(Task data)
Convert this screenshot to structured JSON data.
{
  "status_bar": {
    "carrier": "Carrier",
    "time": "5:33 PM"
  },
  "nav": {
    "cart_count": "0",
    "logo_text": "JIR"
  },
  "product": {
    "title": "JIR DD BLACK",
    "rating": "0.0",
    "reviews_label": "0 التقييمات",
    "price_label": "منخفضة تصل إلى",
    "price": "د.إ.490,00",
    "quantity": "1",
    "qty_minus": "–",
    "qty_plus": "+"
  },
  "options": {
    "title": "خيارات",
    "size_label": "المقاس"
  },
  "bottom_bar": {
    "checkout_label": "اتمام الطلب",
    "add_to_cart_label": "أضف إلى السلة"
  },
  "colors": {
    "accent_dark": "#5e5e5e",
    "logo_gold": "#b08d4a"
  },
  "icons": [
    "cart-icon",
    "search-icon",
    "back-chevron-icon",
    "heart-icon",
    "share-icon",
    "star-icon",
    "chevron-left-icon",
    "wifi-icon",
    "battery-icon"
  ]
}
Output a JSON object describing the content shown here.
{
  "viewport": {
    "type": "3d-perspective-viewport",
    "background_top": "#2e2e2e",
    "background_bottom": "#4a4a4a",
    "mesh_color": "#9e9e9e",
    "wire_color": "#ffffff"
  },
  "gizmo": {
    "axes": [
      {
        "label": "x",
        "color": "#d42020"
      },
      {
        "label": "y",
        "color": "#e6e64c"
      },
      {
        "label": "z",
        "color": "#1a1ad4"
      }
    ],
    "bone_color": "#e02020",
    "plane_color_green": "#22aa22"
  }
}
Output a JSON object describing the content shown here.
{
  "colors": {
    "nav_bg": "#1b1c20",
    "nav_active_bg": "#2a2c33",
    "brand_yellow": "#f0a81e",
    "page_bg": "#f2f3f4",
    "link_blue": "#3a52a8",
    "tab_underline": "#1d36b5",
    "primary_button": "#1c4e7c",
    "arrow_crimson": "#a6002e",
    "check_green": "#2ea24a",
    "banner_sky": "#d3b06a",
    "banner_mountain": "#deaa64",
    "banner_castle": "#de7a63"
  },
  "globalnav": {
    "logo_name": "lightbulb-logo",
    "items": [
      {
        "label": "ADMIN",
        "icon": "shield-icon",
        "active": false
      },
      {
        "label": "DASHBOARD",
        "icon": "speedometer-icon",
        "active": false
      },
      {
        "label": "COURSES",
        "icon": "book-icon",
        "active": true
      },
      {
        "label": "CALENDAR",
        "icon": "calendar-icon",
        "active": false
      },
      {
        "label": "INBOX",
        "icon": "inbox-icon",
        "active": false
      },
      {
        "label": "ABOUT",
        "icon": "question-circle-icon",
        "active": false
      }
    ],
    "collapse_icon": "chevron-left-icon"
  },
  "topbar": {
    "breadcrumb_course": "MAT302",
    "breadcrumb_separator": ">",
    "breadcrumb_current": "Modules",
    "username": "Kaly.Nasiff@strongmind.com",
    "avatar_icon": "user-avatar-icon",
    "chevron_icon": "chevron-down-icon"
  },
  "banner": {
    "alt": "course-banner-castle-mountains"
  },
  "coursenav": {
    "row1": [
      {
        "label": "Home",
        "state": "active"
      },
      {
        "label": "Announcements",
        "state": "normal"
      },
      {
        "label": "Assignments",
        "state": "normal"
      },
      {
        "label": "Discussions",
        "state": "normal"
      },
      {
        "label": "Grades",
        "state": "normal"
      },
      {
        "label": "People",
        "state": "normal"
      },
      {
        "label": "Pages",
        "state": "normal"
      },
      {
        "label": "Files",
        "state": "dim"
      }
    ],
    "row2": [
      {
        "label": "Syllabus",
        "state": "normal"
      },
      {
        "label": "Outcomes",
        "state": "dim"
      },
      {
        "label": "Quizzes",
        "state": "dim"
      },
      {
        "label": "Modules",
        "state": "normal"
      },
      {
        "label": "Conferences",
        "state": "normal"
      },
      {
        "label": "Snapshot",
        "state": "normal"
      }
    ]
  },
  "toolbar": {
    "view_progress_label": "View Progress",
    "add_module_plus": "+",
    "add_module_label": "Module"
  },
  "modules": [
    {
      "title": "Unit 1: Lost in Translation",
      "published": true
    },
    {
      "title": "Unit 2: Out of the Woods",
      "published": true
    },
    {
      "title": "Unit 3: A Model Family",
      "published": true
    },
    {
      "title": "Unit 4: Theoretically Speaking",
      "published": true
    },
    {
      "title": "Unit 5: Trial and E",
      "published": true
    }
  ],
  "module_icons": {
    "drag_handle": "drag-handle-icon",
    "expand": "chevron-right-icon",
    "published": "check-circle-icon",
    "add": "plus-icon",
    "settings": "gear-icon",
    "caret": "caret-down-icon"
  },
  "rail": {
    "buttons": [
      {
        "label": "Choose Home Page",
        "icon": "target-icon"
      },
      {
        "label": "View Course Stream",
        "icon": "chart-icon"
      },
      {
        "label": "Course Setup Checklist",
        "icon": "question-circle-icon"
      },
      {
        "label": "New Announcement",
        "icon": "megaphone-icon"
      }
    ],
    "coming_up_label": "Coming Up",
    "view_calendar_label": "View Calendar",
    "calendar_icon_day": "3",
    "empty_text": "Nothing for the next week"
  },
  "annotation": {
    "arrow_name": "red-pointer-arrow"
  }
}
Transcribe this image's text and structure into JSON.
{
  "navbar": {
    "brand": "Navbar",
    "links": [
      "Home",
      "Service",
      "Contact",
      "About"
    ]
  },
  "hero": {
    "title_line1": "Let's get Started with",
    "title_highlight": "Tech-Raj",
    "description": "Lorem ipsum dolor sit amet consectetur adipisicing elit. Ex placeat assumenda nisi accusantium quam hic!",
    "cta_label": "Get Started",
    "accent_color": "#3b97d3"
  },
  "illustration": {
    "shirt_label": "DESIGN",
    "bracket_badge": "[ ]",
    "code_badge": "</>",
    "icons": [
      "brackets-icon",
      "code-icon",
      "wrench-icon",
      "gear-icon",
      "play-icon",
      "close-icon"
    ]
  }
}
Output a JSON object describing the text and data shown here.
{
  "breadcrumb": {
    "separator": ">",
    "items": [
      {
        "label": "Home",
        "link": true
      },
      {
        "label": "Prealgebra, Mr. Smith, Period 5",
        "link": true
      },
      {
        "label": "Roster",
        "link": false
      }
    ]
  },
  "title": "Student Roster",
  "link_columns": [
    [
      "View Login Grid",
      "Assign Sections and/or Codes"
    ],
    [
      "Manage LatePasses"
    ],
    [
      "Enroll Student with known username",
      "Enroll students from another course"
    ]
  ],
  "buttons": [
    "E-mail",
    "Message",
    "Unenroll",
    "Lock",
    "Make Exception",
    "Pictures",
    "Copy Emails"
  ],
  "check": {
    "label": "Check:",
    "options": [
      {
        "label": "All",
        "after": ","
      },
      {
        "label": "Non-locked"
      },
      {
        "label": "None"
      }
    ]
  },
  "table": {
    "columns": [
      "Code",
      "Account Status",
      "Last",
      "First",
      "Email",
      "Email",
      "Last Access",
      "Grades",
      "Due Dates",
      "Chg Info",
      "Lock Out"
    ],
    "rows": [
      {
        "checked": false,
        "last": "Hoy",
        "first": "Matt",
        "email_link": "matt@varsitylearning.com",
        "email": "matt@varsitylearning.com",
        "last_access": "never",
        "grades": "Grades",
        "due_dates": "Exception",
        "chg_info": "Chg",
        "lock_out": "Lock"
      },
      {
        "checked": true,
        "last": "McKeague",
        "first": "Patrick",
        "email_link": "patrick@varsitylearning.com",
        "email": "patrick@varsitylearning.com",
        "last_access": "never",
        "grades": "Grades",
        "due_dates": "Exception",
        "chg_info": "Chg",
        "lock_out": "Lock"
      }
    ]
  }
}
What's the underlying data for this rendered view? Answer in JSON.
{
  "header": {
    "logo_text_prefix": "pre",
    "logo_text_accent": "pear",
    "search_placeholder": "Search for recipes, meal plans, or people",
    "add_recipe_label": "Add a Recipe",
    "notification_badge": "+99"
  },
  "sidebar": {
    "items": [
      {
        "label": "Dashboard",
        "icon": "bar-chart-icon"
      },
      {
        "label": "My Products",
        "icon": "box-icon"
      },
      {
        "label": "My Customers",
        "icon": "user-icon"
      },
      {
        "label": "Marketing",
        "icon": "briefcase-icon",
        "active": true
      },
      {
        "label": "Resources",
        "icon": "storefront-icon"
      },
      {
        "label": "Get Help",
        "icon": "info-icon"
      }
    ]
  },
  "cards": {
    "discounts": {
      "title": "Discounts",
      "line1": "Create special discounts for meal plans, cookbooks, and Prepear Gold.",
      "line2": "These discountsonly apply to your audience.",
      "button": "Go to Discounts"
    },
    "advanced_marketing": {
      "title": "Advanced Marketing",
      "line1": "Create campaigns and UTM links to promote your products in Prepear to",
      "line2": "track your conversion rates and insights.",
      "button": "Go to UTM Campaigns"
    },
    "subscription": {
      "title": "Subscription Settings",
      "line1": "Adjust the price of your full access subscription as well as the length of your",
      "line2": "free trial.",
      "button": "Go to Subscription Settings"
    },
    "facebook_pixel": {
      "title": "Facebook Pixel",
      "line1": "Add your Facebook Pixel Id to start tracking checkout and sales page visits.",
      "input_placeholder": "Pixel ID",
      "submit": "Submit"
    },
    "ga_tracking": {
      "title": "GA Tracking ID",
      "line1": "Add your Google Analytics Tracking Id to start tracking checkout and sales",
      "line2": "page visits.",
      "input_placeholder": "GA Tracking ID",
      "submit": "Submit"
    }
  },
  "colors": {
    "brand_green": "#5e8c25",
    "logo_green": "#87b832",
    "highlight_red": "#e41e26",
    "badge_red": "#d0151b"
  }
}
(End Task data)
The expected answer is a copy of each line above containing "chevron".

    "back-chevron-icon",
    "chevron-left-icon",
    "collapse_icon": "chevron-left-icon"
    "chevron_icon": "chevron-down-icon"
    "expand": "chevron-right-icon",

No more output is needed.